‘Everyone has the responsibility to be respectful.’ — The @TrevorProject’s Sam Brinton is explaining why pronouns a… https://t.co/pMMO8KRvBR— NowThis (@NowThis)1571253180.0
But throwing an additional wrench in the works is the fact that not all non-binary people prefer gender-neutral pronouns.
Take me, for instance: Despite having female biology, I couldn't pass a lie detector test saying I'm a "woman." But my pragmatic, Puritan family is still endearingly confused by the idea of "liberal arts," let alone the notion of gender fluidity. And I'd rather share a communal language with them than do the emotional and mental labor of re-orienting their worldview for them. Plus, I have the privilege of passing as female without feeling too, too, terribly dysphoric (which non-binary people can definitely suffer from, despite not identifying as trans).
But enough about me, look at Queer Eye's beloved Jonathan Van Ness. While he's been outspoken about being genderqueer, gay, and HIV positive, he prefers he/him pronouns. "The older I get, the more I think that I'm nonbinary," Van Ness said. "I'm gender nonconforming. Like, some days I feel like a man, but then other days I feel like a woman." As he told Out magazine, he doesn't identify as a man, but he does prefer "he/him/his" pronouns. In his view, those pronouns don't detract from or contradict his non-binary identity, because gender is not about simple binaries between masculine and feminine identifiers. "Any opportunity I have to break down stereotypes of the binary, I am down for it, I'm here for it," he said. "I think that a lot of times gender is used to separate and divide. It's this social construct that I don't really feel like I fit into the way I used to."

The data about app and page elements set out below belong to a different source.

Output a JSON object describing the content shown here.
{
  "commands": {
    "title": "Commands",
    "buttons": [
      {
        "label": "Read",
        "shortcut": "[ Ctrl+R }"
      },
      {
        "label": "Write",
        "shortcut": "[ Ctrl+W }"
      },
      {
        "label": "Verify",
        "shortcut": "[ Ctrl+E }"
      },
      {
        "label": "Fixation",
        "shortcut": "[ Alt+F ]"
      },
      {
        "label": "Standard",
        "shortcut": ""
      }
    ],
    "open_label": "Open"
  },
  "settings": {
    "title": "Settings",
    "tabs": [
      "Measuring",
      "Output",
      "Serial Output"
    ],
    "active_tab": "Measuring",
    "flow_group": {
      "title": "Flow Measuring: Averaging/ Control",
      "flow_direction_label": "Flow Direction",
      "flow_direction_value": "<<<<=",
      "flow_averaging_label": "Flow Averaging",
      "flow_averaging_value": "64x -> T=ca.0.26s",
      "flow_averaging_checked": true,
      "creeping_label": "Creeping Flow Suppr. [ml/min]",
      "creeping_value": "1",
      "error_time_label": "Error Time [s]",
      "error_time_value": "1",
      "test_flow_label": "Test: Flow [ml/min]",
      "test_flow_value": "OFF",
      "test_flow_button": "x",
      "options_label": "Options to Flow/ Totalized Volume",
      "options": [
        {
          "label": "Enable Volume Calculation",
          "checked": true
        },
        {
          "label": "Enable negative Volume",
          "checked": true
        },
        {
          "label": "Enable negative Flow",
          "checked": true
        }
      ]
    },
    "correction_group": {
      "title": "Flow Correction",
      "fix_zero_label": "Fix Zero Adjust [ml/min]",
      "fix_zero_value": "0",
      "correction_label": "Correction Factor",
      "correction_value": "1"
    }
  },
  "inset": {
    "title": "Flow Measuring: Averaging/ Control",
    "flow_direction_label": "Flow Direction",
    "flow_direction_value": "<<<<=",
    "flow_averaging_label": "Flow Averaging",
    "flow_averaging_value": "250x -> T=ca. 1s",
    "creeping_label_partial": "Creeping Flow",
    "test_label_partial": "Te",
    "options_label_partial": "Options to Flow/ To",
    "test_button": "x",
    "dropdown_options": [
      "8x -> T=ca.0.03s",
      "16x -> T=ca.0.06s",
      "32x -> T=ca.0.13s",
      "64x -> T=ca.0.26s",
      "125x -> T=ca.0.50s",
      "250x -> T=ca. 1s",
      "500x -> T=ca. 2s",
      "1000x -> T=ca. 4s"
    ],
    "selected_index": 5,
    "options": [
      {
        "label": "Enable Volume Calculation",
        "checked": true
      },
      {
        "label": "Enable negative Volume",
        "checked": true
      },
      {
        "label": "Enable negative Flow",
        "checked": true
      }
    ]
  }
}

On the other hand, last month non-binary singer Sam Smith announced that their preferred pronouns are "they/them." Smith posted to Instagram, "I've decided I am changing my pronouns to THEY/THEM ❤ after a lifetime of being at war with my gender I've decided to embrace myself for who I am, inside and out." People like Smith and Trevor Project's Sam Brenton simply feel more validated, seen, heard, and true to themselves with gender-neutral pronouns. Smith wrote, "I'm so excited and privileged to be surrounded by people that support me in this decision but I've been very nervous about announcing this because I care too much about what people think but f*ck it!"
Most importantly, as pretty much every non-binary person and activist is aware, changing cultural norms is hard. While LGBTQ+ activism is inspired and passionate and dedicated to expanding human rights to all gender identities, we all know that changing society's entire understanding of gender and pronoun usage is about slowly opening minds. As Smith wrote, "I understand there will be many mistakes and mis gendering but all I ask is you please please try. I hope you can see me like I see myself now. Thank you." Happy Pronouns Day to you/him/her/they/(f)aer/zim.